Natalie, a solicitor from Taunton, has been a Trustee with St. Giles Animal Rescue since June 2020.
Here, she explains how she uses her professional expertise to support the charity and how she benefits in return.
During the pandemic, Natalie set up and helped coordinate over 40 community groups, offering vital support to hundreds of vulnerable people in Taunton. It was this taste of social action that led to her becoming a Trustee with St. Giles.
“I sort of fell into volunteering during the COVID-19 pandemic. Looking back, it was driven by this awful, helpless feeling of being stuck in a really uncertain situation. I felt the need to do something and to keep myself busy so I set up 40 local Covid-19 groups, many of which are still running. During this time, the Giles Centre reached out to me as they were looking for another trustee to join their board. Because I love animals and am passionate about helping them, I thought it would be a good fit for me and that my skills could really help them.
“My previous volunteering experience means I know my community really well, so I have been able to help raise the profile of the organisation in the local area. My background in law has enabled me to support them with the legalities of governance and I have also helped answer questions about their premises and grant funding.
“The role is really rewarding. I go up to the sanctuary and see the dogs and cats that we have rescued and that makes it all feel so worthwhile."
“The role is really rewarding. I go up to the sanctuary and see the dogs and cats that we have rescued and that makes it all feel so worthwhile. And obviously it is good to have on your CV - it shows you are the sort of a person who is benevolent and willing to give up their time, plus it broadens your skillset.
“The jobs market is quite competitive at the moment so anything that sets you apart from other candidates, that shows you’ve really played a big part in your community, will be beneficial. If you’re volunteering for a cause that you are passionate about, you'll stand out to potential employers. Plus, you’ll be able to talk to interviewers about other life skills that aren’t necessarily academic.
“I’d advise anyone who feels they have something to offer to consider trusteeship because charities are crying out for people with diverse skillsets. Trustees can specialise in anything; sales and marketing, finance, legal or managerial, and you don't necessarily need a professional qualification.
“As a board we meet once every six weeks 6 weeks on Zoom for about an hour and a half and I’m available by email. It’s very flexible and I don’t have to attend every meeting. So, in terms of time commitment, it's not like a job. But I think it's always worth finding out what the expectation is, because every charity is different.

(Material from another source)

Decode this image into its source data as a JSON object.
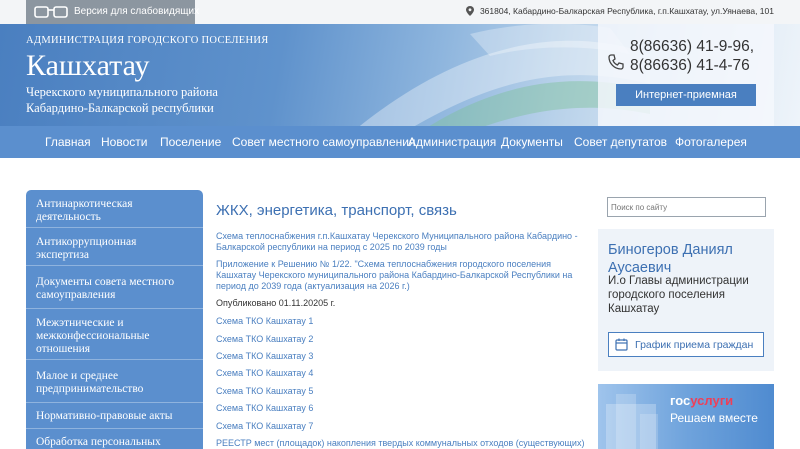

“I’d like to demystify trusteeship as it isn’t as scary as people might think, both in terms of time commitment and also the responsibilities involved. In actual fact, you could find it really quite rewarding and beneficial!”
Jack Lines, Director and Animal Physiotherapist at St. Giles explains:
“Natalie has made a massive impact on the charity, with her experience and qualifications we have been able to branch out into new areas of revenue we've wanted to achieve for a long time. We're now in the process of securing 10 cattery pens under a license through the onsite Animal Centre and this will allow us to increase our cash flow and help rehome more unwanted and stray animals. Natalie’s input during our Trustees meetings has also been invaluable, she has been able to give us secure, sound advice to help improve the charity and support the Board.”
To view current volunteering opportunities at St. Giles Animal Rescue Centre, click here.
To search for a trustee opportunity in Somerset, click the link below.